▶ [Task requirements] In the listing that follows, how many lines include the string "Добавить"? Reply with only the number.

▶ [Data extract]
━━━━━━

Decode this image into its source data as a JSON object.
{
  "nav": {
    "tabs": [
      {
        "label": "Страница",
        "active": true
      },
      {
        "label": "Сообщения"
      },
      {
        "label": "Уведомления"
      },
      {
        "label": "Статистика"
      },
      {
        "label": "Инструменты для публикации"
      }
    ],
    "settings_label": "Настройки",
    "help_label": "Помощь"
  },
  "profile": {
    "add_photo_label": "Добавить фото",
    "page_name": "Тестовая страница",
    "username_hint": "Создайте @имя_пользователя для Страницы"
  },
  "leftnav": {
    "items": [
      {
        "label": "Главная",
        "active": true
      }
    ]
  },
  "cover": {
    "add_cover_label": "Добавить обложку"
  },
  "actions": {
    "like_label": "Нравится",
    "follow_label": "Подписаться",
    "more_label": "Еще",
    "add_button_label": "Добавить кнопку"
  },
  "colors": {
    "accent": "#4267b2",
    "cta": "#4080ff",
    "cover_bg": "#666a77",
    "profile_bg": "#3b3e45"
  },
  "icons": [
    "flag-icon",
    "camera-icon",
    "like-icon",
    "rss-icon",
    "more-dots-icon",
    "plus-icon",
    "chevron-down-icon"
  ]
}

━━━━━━

▶ [Your response] 3